The pair, who say their UK citizenship has been illegally withdrawn, allegedly belonged to an IS group dubbed "The Beatles" because of their UK accents.
Now jailed in Syria, they called the murder of IS hostages "regrettable".
Ms Haines, whose father was held hostage for 18 months by the group, said: "It shocks me that two individuals who have committed such heinous crimes have been treated like guests with access to the media and are allowed access to smartphones.
"As for them saying that their actions in Syria are regrettable is an understatement."
In an interview with Associated Press from northern Syria, Elsheikh said the "illegal" withdrawal of their UK citizenship put them at risk of "rendition and torture".
"Being taken to any foreign land and treated in any way and having nobody to vouch for you," he said.
"When you have these two guys who don't even have any citizenship... if we just disappear one day, where is my mum going to go and say, 'Where is my son?'"
He said he could have "no fair trial" when he was "the Beatle" in the media.
UK security minister Ben Wallace said the government had always been clear that people who went to fight for terrorist groups overseas would face prosecution. He said Britain would work with its international allies to make sure terrorist suspects who were detained were brought to justice wherever was most appropriate.
Ms Haines questioned whether the men could ask for their rights when they had "stripped" her father of his by holding him "with his family not knowing whether he was dead or alive".
She said: "In my opinion they should be given an orange jumpsuit and stripped of all the things they hold dear and left to rot in Guantanamo Bay."
Her views were echoed by Diane Foley, whose son James, an American journalist, was beheaded by the group in Syria in 2014. She said she wasn't interested in their opinions and doubted the sincerity of what they had said.
"I am interested in them being held accountable for their horrific crimes and right now, they look like they're on vacation," she told Radio 4's Today programme.
"I know it's complicated but if someone doesn't take the leadership and take them to trial I fear they'll get away."
Sarah El Deeb, the journalist who interview the pair, described the men as "very smart" and "very religious".
"I don't think they were very apologetic about being members of Islamic state," she told the BBC.
Murder of hostages
US officials believe the so-called "Beatles" cell beheaded more than 27 Western hostages and tortured many more.
Kotey told the Associated Press that he "didn't see any benefit" to the killings.
"It was something that was regrettable," he said.
He also said many people in IS would have opposed the murders "on the grounds that there is probably more benefit in them being political prisoners".
The other cell members were Mohammed Emwazi, nicknamed "Jihadi John", and Aine Davis.
All four were from west London.
Emwazi, who was the alleged ringleader and appeared in videos showing hostages being beheaded, was killed by a drone strike in 2015.
Davis was convicted of being a senior IS member and was jailed in Turkey last year.
Captives killed by the cell are thought to have included Alan Henning as well as Mr Haines. The men, both British aid workers were beheaded.

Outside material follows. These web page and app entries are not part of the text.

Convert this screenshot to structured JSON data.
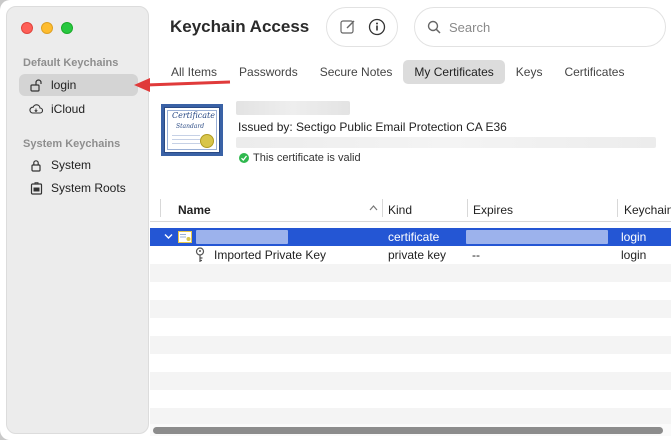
{
  "window": {
    "title": "Keychain Access"
  },
  "toolbar": {
    "new_icon": "compose-icon",
    "info_icon": "info-icon",
    "search_placeholder": "Search"
  },
  "sidebar": {
    "default_title": "Default Keychains",
    "default_items": [
      {
        "label": "login",
        "icon": "unlocked-padlock-icon",
        "selected": true
      },
      {
        "label": "iCloud",
        "icon": "cloud-icon",
        "selected": false
      }
    ],
    "system_title": "System Keychains",
    "system_items": [
      {
        "label": "System",
        "icon": "padlock-icon"
      },
      {
        "label": "System Roots",
        "icon": "cabinet-icon"
      }
    ]
  },
  "tabs": [
    {
      "label": "All Items",
      "active": false
    },
    {
      "label": "Passwords",
      "active": false
    },
    {
      "label": "Secure Notes",
      "active": false
    },
    {
      "label": "My Certificates",
      "active": true
    },
    {
      "label": "Keys",
      "active": false
    },
    {
      "label": "Certificates",
      "active": false
    }
  ],
  "certificate": {
    "icon_text_1": "Certificate",
    "icon_text_2": "Standard",
    "issued_by": "Issued by: Sectigo Public Email Protection CA E36",
    "status": "This certificate is valid"
  },
  "table": {
    "columns": [
      "Name",
      "Kind",
      "Expires",
      "Keychain"
    ],
    "rows": [
      {
        "name": "",
        "kind": "certificate",
        "expires": "",
        "keychain": "login",
        "selected": true
      },
      {
        "name": "Imported Private Key",
        "kind": "private key",
        "expires": "--",
        "keychain": "login",
        "selected": false
      }
    ]
  },
  "colors": {
    "selection": "#2456d4",
    "annotation_arrow": "#e03a3a"
  }
}
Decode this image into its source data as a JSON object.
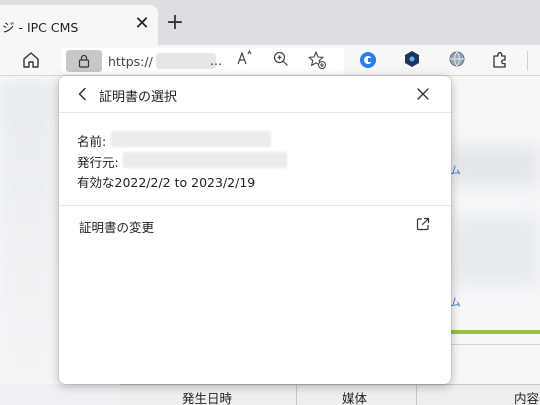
{
  "browser": {
    "tab_title": "ジ - IPC CMS",
    "tab_close": "✕",
    "new_tab": "+",
    "url_prefix": "https://",
    "url_ellipsis": "...",
    "icons": {
      "read_aloud": "Aᴬ",
      "read_aloud_name": "read-aloud-icon",
      "zoom_name": "zoom-icon",
      "favorite_name": "add-favorite-icon",
      "ext1_name": "extension-blue-c-icon",
      "ext2_name": "extension-shield-icon",
      "ext3_name": "extension-globe-icon",
      "extensions_name": "extensions-puzzle-icon"
    }
  },
  "popup": {
    "title": "証明書の選択",
    "name_label": "名前:",
    "issuer_label": "発行元:",
    "validity": "有効な2022/2/2 to 2023/2/19",
    "change_cert": "証明書の変更"
  },
  "page": {
    "link_glyph": "ム",
    "columns": [
      "発生日時",
      "媒体",
      "内容"
    ]
  },
  "colors": {
    "accent_green": "#9cbf3e",
    "popup_bg": "#ffffff"
  }
}
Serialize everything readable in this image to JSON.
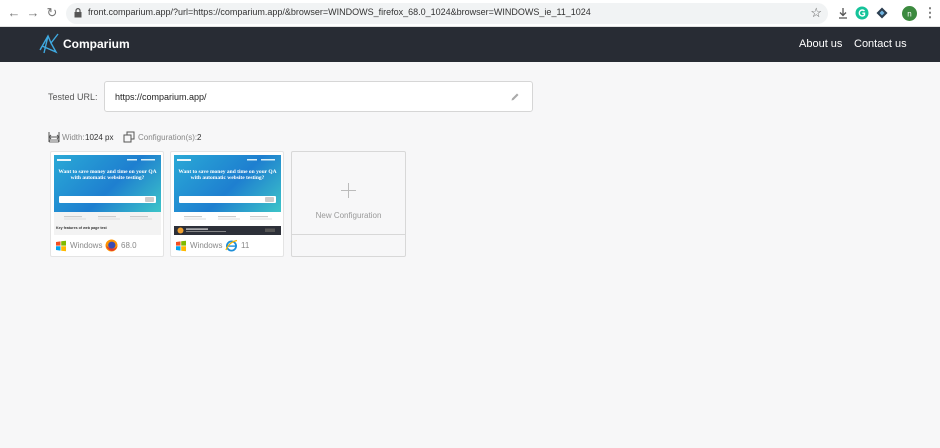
{
  "browser": {
    "url": "front.comparium.app/?url=https://comparium.app/&browser=WINDOWS_firefox_68.0_1024&browser=WINDOWS_ie_11_1024",
    "profile_initial": "n"
  },
  "header": {
    "brand": "Comparium",
    "nav": [
      "About us",
      "Contact us"
    ]
  },
  "tested_url": {
    "label": "Tested URL:",
    "value": "https://comparium.app/"
  },
  "meta": {
    "width_label": "Width:",
    "width_value": "1024 px",
    "config_label": "Configuration(s):",
    "config_value": "2"
  },
  "configurations": [
    {
      "thumb_title": "Want to save money and time on your QA with automatic website testing?",
      "thumb_feature": "Key features of web page test",
      "os": "Windows",
      "browser_icon": "firefox-icon",
      "version": "68.0"
    },
    {
      "thumb_title": "Want to save money and time on your QA with automatic website testing?",
      "os": "Windows",
      "browser_icon": "internet-explorer-icon",
      "version": "11"
    }
  ],
  "new_configuration": {
    "label": "New Configuration"
  },
  "colors": {
    "header_bg": "#282c34",
    "accent": "#2aa9d6",
    "page_bg": "#f7f7f8"
  }
}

Last month, Home Secretary Amber Rudd said the two remaining suspects in the 'Beatles' gang should go on trial.
She said the US and UK were in talks about what to do with the two men.
Both Kotey and Elsheikh have been designated terrorists by the US, which says they used "exceptionally cruel" torture methods.
UK defence minister Tobias Ellwood said he believed the men should be tried in an international criminal court.
The families of some of the victims also said the pair "should face trial".